Being selected as “Citizen of the Year” came as a complete surprise to Valley School and Paideia High School Counselor Natalee Reid. “I feel like I’m just doing my job,” Natalee modestly confesses. She sees her positon as a career, but also as an opportunity to fulfill her passion to mentor and advocate for children and families. That passion caught the eye of board members and administrators, who affirmed her worthiness for this special recognition.
Paideia High School Principal Matt Cox commented, “Natalee is a deserving recipient because she has empathy for everyone that crosses her path, is willing to assist with duties outside of her normal responsibilities, and is pleasant beyond measure to work with.”
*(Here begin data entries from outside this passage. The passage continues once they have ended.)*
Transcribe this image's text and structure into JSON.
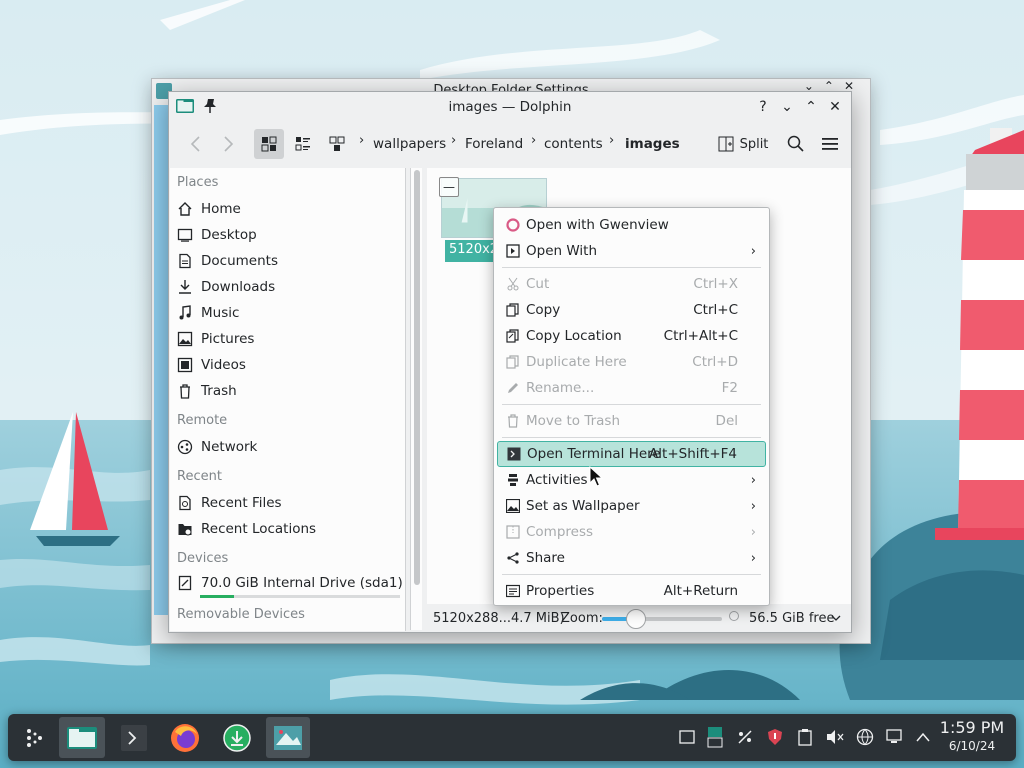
{
  "background_window": {
    "title": "Desktop Folder Settings"
  },
  "window": {
    "title": "images — Dolphin",
    "controls": {
      "help": "?",
      "minimize": "⌄",
      "maximize": "⌃",
      "close": "✕"
    }
  },
  "toolbar": {
    "breadcrumb": [
      "wallpapers",
      "Foreland",
      "contents",
      "images"
    ],
    "split_label": "Split"
  },
  "sidebar": {
    "sections": {
      "places": "Places",
      "remote": "Remote",
      "recent": "Recent",
      "devices": "Devices",
      "removable": "Removable Devices"
    },
    "places": [
      {
        "label": "Home",
        "icon": "home-icon"
      },
      {
        "label": "Desktop",
        "icon": "desktop-icon"
      },
      {
        "label": "Documents",
        "icon": "documents-icon"
      },
      {
        "label": "Downloads",
        "icon": "downloads-icon"
      },
      {
        "label": "Music",
        "icon": "music-icon"
      },
      {
        "label": "Pictures",
        "icon": "pictures-icon"
      },
      {
        "label": "Videos",
        "icon": "videos-icon"
      },
      {
        "label": "Trash",
        "icon": "trash-icon"
      }
    ],
    "remote": [
      {
        "label": "Network",
        "icon": "network-icon"
      }
    ],
    "recent": [
      {
        "label": "Recent Files",
        "icon": "recent-files-icon"
      },
      {
        "label": "Recent Locations",
        "icon": "recent-locations-icon"
      }
    ],
    "devices": [
      {
        "label": "70.0 GiB Internal Drive (sda1)",
        "icon": "drive-icon",
        "usage_fraction": 0.17
      }
    ]
  },
  "content": {
    "file": {
      "label": "5120x2"
    }
  },
  "statusbar": {
    "info": "5120x288...4.7 MiB)",
    "zoom_label": "Zoom:",
    "zoom_fraction": 0.28,
    "free_space": "56.5 GiB free"
  },
  "context_menu": {
    "items": [
      {
        "label": "Open with Gwenview",
        "shortcut": "",
        "icon": "gwenview-icon",
        "disabled": false,
        "submenu": false
      },
      {
        "label": "Open With",
        "shortcut": "",
        "icon": "open-with-icon",
        "disabled": false,
        "submenu": true
      },
      {
        "label": "Cut",
        "shortcut": "Ctrl+X",
        "icon": "cut-icon",
        "disabled": true,
        "submenu": false
      },
      {
        "label": "Copy",
        "shortcut": "Ctrl+C",
        "icon": "copy-icon",
        "disabled": false,
        "submenu": false
      },
      {
        "label": "Copy Location",
        "shortcut": "Ctrl+Alt+C",
        "icon": "copy-location-icon",
        "disabled": false,
        "submenu": false
      },
      {
        "label": "Duplicate Here",
        "shortcut": "Ctrl+D",
        "icon": "duplicate-icon",
        "disabled": true,
        "submenu": false
      },
      {
        "label": "Rename...",
        "shortcut": "F2",
        "icon": "rename-icon",
        "disabled": true,
        "submenu": false
      },
      {
        "label": "Move to Trash",
        "shortcut": "Del",
        "icon": "trash-icon",
        "disabled": true,
        "submenu": false
      },
      {
        "label": "Open Terminal Here",
        "shortcut": "Alt+Shift+F4",
        "icon": "terminal-icon",
        "disabled": false,
        "submenu": false,
        "highlighted": true
      },
      {
        "label": "Activities",
        "shortcut": "",
        "icon": "activities-icon",
        "disabled": false,
        "submenu": true
      },
      {
        "label": "Set as Wallpaper",
        "shortcut": "",
        "icon": "wallpaper-icon",
        "disabled": false,
        "submenu": true
      },
      {
        "label": "Compress",
        "shortcut": "",
        "icon": "compress-icon",
        "disabled": true,
        "submenu": true
      },
      {
        "label": "Share",
        "shortcut": "",
        "icon": "share-icon",
        "disabled": false,
        "submenu": true
      },
      {
        "label": "Properties",
        "shortcut": "Alt+Return",
        "icon": "properties-icon",
        "disabled": false,
        "submenu": false
      }
    ]
  },
  "taskbar": {
    "clock": {
      "time": "1:59 PM",
      "date": "6/10/24"
    }
  },
  "colors": {
    "accent": "#3daee9",
    "highlight": "#b7e3da",
    "taskbar": "#2b3136",
    "sea": "#7fc3d6"
  }
}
Teacher and colleague Alyssa Bellevue concurred, “Natalee, or ‘Miss Natalee’ as the kids say, is a true leader in our school. She finds ways to comfort and support all of our students, ranging from lunchtime buddy groups, helping with ASB, to specialized support for students with intense emotional needs. She has also played an integral role in getting PBIS (a positive behavior program) up and running at the Valley School, no small task! It seems like everything we have going here involves Natalee in some way. Because she is so good at what she does, it allows us to be able to have more success with our students in class.”
Besides counseling duties, Natalee also teaches Life Skills and Careers classes, and she implements a conflict management skills program called Kelso’s Choice. She uses these opportunities to model positive behaviors and believes that character has as much value to students as good grades do.
“Being a good person with an open mind, being kind and recognizing the value of good communication is invaluable,” she emphasizes.
Working with families of students and helping to grow the “family unit” also impassions Natalee. “Having empathy for students and realizing the importance of good communication within families is key to helping kids shape their futures,” she advocates. When their needs extend beyond her scope, she guides students’ families to local assistance programs and resources such as the Valley Food Pantry and Rural Resources. Ever the coach, Natalee’s advice to children and families is to never give up no matter what they are going through. “Everyone has the right to strive,” she affirms.
Natalee’s work on behalf of district families spills over into community service projects that we’ve grown accustomed to over the years. She coordinates the “Tree of Sharing” program with the Valley Food Pantry each holiday season to ensure families who need a boost in providing gifts for their children get the help they need. She sets up the tree, handles the paperwork, communicates directly with families, and spends a day with volunteers Sheila Walsh and Marty Brooks handing out the community’s donations. Natalee also takes on coordination of the “Clothe A Child” program sponsored each December by The Salvation Army and JC Penney. She rallies staff and community volunteers to accompany
10 kids on a shopping spree to buy winter gear and clothes. Natalee’s dream to work with kids developed early in life. While attending high school in Spokane, she met her mentor and inspiration, the school counselor.
“I loved seeing how he worked with students, engaging them, advocating for them and supporting their aspirations,” she recounts.
The vocation hit a deep chord in her. While growing up she experienced her own challenges, but worked hard to put herself through college at EWU. She believes that her personal life experiences are one of her strengths as a counselor.
Asked how she came to Valley, Natalee explains, “I had the chance for a position in Mead School District, which was just minutes from my home and, at the same time I was offered a one-year position at Valley School District. I chose Valley.” She professes, “I saw what a wonderful community Valley was and I wanted to support the students and families here instead. Working with a large school district with a lot of students would not have afforded me the prospect of really making a difference.” Though she commutes from Spokane daily, she plans to be at Valley School District for a long time. “Valley School District has an amazing atmosphere. The teachers at the elementary, middle school and high school teach in a special way, really caring about the students individually, and all have the desire to truly help, prepare and support the kids for the right reasons.”
Citizen of the Year is not the first acknowledgement that Natalee has received. Last year she was presented a Gold Star Award on behalf of the district, a recognition from the state governor’s office for the number of students signed up for the College Bound program. Natalee’s positive influence on students has been key to these accomplishments. To qualify for financial assistance offered by the College Bound program, students in 7th and 8th grade and their families commit to earning a 2.0 grade average through high school and staying out of trouble. Natalee is not the only person in her family who loves working with kids and young adults. Nick Reid, her husband of ten years, shares the same passion.
In 2014, Nick was the winner of the Chase Youth Individual Impact award, presented by the Chase Youth Commission of Spokane. The Valley School District applauds Natalee for her achievements, and extends their gratitude for significantly improving the lives of children and families in the Valley community!
-Submitted by Valley School District